The problem: One line at a time, check the entries below for the word "Kraszewskiego", and copy each line that has it.

Provided records:

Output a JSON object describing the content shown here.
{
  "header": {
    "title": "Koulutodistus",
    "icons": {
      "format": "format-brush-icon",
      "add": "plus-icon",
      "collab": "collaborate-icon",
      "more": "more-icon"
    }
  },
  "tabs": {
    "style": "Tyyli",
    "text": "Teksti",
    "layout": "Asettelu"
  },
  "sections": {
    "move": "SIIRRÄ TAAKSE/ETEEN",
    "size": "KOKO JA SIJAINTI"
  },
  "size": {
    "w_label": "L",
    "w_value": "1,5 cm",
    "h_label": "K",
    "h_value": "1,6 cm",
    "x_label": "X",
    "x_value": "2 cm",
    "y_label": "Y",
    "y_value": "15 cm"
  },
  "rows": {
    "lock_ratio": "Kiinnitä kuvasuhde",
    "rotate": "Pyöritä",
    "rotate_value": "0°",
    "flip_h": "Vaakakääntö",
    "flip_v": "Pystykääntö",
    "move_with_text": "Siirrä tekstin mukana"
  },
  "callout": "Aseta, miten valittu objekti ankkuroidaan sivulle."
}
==
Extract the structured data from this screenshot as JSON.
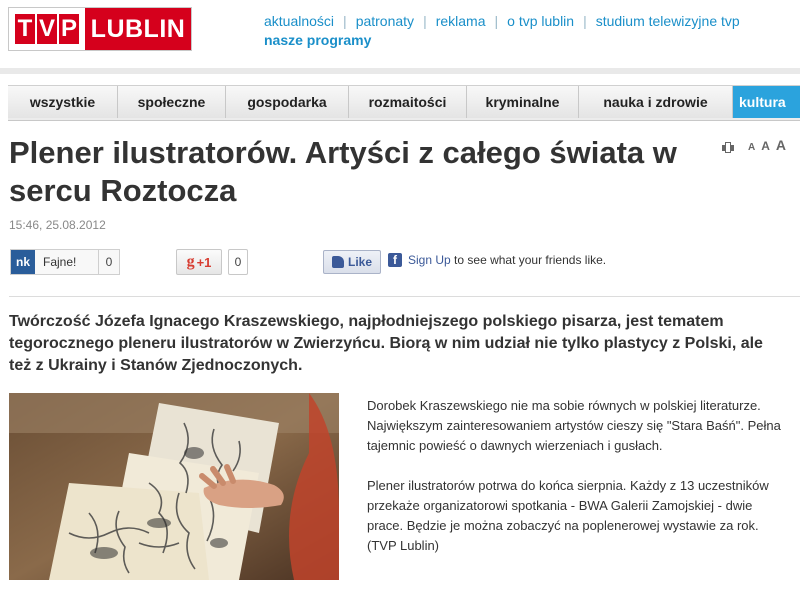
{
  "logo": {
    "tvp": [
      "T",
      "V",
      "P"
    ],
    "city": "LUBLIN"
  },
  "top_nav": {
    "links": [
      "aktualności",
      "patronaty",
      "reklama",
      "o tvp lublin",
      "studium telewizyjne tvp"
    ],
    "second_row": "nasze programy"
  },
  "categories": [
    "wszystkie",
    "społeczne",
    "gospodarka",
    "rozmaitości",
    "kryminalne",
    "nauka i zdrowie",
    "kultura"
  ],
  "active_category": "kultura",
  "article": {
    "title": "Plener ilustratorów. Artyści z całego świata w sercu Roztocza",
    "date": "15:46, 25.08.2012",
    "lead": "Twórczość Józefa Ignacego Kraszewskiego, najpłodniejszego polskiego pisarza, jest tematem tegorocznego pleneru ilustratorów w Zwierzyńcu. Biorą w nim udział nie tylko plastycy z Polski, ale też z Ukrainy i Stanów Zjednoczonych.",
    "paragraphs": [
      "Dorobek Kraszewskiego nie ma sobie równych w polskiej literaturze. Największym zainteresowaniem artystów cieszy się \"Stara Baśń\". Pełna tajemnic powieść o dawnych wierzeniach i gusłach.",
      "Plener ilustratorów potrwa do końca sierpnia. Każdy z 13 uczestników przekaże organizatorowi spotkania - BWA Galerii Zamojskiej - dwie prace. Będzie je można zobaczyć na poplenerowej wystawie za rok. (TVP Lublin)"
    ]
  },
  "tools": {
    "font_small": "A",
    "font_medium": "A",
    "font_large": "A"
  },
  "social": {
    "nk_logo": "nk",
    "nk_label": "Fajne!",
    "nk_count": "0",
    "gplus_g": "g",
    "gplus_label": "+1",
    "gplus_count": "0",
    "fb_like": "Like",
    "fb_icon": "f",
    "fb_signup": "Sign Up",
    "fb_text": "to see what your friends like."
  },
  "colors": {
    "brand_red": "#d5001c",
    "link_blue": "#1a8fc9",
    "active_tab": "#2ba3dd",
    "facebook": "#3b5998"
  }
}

Answer to the problem:
    "lead": "Twórczość Józefa Ignacego Kraszewskiego, najpłodniejszego polskiego pisarza, jest tematem tegorocznego pleneru ilustratorów w Zwierzyńcu. Biorą w nim udział nie tylko plastycy z Polski, ale też z Ukrainy i Stanów Zjednoczonych.",
      "Dorobek Kraszewskiego nie ma sobie równych w polskiej literaturze. Największym zainteresowaniem artystów cieszy się \"Stara Baśń\". Pełna tajemnic powieść o dawnych wierzeniach i gusłach.",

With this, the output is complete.